Taylor Hampton consultant Patrick Daulby has secured a £42,500 damages payout from the The Times newspaper for NightJack blogger Richard Horton.
The newspaper’s publishers, Times Newspapers, instructed a Linklaters team led by commercial litigation partner Christa Band and global litigation head Michael Bennett and associate Emily Cox. Their instructed counsel was Michael Silverleaf QC of 11 South Square Chambers. Band and Silverleaf are instructed as advisers for News International on all outstanding phone-hacking claims against it, having replaced Olswang (15 March 2012).
Daulby, Taylor Hampton consultant Mark Lewis and Hogarth Chambers’ Jeremy Reed ensured the payout for Lancashire detective Richard Horton, who was exposed by The Times as the author of the anonymous NightJack police blog when a reporter hacked into his personal email account in 2009 (13 April 2012).
The costs to be paid by The Times, which are yet to be confirmed, are expected to be six figures, The Lawyer understands.
Horton claimed aggravated and exemplary damages from Times Newspapers for breach of confidence, misuse of private information and deceit.
Reed has been involved in several phone-hacking cases including acting for former footballer Paul Gascoigne, actor Steve Coogan and politician George Galloway in phone-hacking claims against the News of the World and private investigator Glenn Mulcaire.

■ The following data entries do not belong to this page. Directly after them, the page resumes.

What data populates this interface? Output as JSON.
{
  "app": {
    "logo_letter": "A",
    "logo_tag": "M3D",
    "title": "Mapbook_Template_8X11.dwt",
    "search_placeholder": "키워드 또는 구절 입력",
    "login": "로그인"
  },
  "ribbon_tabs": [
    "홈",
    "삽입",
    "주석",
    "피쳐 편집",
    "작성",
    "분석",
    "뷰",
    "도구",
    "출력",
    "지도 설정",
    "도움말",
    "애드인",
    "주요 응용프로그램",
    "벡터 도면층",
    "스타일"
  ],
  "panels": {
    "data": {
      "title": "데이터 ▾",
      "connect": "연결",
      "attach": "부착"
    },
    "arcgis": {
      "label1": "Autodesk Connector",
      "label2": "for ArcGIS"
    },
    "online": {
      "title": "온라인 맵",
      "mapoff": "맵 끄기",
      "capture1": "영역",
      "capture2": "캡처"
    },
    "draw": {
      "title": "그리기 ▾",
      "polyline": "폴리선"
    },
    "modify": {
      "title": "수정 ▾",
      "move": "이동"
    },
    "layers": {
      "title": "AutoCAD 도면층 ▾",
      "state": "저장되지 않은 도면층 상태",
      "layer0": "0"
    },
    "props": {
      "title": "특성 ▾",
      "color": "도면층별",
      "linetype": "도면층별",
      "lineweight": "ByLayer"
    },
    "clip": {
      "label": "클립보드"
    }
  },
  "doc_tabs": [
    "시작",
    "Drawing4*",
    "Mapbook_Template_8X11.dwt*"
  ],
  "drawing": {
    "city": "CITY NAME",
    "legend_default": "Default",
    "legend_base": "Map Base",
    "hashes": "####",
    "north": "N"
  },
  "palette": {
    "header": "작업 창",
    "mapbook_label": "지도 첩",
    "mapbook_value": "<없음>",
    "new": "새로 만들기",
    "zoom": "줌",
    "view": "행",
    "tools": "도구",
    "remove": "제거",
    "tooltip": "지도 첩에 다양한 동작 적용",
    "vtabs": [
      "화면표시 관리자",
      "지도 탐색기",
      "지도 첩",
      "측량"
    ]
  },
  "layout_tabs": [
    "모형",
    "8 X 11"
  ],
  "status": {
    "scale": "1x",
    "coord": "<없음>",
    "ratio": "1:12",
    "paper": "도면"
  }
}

Last year it emerged that former The Times reporter Patrick Foster had admitted to bosses that he had hacked into Horton’s private email account before publication and that the paper had not made the High Court aware of that when it succeeded in overturning an injunction preventing it from naming NightJack.
A criminal investigation is ongoing. Alastair Brett, the former legal chief at The Times, has been interviewed under caution by police investigating allegations of computer hacking in relation to the NightJack case (21 September 2012). He is being represented by Corker Binning associate Anna Rothwell.
In an article published in today’s The Times, the paper confirmed it had agreed to pay Horton damages plus legal costs.
The email hacking emerged in evidence given by The Times editor James Harding to the Leveson Inquiry into press standards.